- **Assignment**:
Type out the listing again, exactly, with every line included.

-------

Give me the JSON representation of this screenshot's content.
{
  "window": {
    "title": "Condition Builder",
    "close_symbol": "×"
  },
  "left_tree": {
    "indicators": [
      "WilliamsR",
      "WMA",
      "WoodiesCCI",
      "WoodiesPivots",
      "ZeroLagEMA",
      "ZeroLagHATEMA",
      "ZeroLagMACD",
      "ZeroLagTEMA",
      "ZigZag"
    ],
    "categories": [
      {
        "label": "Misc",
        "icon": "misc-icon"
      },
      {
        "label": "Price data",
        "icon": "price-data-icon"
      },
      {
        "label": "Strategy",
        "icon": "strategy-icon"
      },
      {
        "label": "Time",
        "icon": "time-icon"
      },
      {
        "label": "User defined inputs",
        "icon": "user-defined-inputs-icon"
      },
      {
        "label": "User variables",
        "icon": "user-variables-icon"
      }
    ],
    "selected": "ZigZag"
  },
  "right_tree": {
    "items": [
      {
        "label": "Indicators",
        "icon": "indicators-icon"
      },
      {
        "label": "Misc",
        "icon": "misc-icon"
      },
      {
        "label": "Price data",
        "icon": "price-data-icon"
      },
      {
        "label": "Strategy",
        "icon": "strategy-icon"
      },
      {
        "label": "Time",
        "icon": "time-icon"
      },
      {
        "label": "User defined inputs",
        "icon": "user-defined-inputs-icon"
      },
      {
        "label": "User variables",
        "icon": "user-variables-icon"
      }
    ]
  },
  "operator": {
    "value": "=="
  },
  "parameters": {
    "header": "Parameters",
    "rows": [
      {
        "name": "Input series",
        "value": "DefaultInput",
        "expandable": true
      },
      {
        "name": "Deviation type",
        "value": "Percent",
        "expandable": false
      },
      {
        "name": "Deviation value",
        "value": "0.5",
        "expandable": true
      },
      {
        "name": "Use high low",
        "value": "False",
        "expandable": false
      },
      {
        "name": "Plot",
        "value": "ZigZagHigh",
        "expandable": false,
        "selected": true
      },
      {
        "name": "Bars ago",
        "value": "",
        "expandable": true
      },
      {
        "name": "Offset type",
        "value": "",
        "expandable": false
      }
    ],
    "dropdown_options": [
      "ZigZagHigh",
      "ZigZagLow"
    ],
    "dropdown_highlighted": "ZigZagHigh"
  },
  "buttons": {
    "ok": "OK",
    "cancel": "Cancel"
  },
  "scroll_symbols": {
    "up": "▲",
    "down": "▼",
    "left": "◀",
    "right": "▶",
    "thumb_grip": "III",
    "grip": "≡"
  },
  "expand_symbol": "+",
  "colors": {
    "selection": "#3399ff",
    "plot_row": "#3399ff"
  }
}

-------

- **Response**:
Give me the JSON representation of this screenshot's content.
{
  "window": {
    "title": "Condition Builder",
    "close_symbol": "×"
  },
  "left_tree": {
    "indicators": [
      "WilliamsR",
      "WMA",
      "WoodiesCCI",
      "WoodiesPivots",
      "ZeroLagEMA",
      "ZeroLagHATEMA",
      "ZeroLagMACD",
      "ZeroLagTEMA",
      "ZigZag"
    ],
    "categories": [
      {
        "label": "Misc",
        "icon": "misc-icon"
      },
      {
        "label": "Price data",
        "icon": "price-data-icon"
      },
      {
        "label": "Strategy",
        "icon": "strategy-icon"
      },
      {
        "label": "Time",
        "icon": "time-icon"
      },
      {
        "label": "User defined inputs",
        "icon": "user-defined-inputs-icon"
      },
      {
        "label": "User variables",
        "icon": "user-variables-icon"
      }
    ],
    "selected": "ZigZag"
  },
  "right_tree": {
    "items": [
      {
        "label": "Indicators",
        "icon": "indicators-icon"
      },
      {
        "label": "Misc",
        "icon": "misc-icon"
      },
      {
        "label": "Price data",
        "icon": "price-data-icon"
      },
      {
        "label": "Strategy",
        "icon": "strategy-icon"
      },
      {
        "label": "Time",
        "icon": "time-icon"
      },
      {
        "label": "User defined inputs",
        "icon": "user-defined-inputs-icon"
      },
      {
        "label": "User variables",
        "icon": "user-variables-icon"
      }
    ]
  },
  "operator": {
    "value": "=="
  },
  "parameters": {
    "header": "Parameters",
    "rows": [
      {
        "name": "Input series",
        "value": "DefaultInput",
        "expandable": true
      },
      {
        "name": "Deviation type",
        "value": "Percent",
        "expandable": false
      },
      {
        "name": "Deviation value",
        "value": "0.5",
        "expandable": true
      },
      {
        "name": "Use high low",
        "value": "False",
        "expandable": false
      },
      {
        "name": "Plot",
        "value": "ZigZagHigh",
        "expandable": false,
        "selected": true
      },
      {
        "name": "Bars ago",
        "value": "",
        "expandable": true
      },
      {
        "name": "Offset type",
        "value": "",
        "expandable": false
      }
    ],
    "dropdown_options": [
      "ZigZagHigh",
      "ZigZagLow"
    ],
    "dropdown_highlighted": "ZigZagHigh"
  },
  "buttons": {
    "ok": "OK",
    "cancel": "Cancel"
  },
  "scroll_symbols": {
    "up": "▲",
    "down": "▼",
    "left": "◀",
    "right": "▶",
    "thumb_grip": "III",
    "grip": "≡"
  },
  "expand_symbol": "+",
  "colors": {
    "selection": "#3399ff",
    "plot_row": "#3399ff"
  }
}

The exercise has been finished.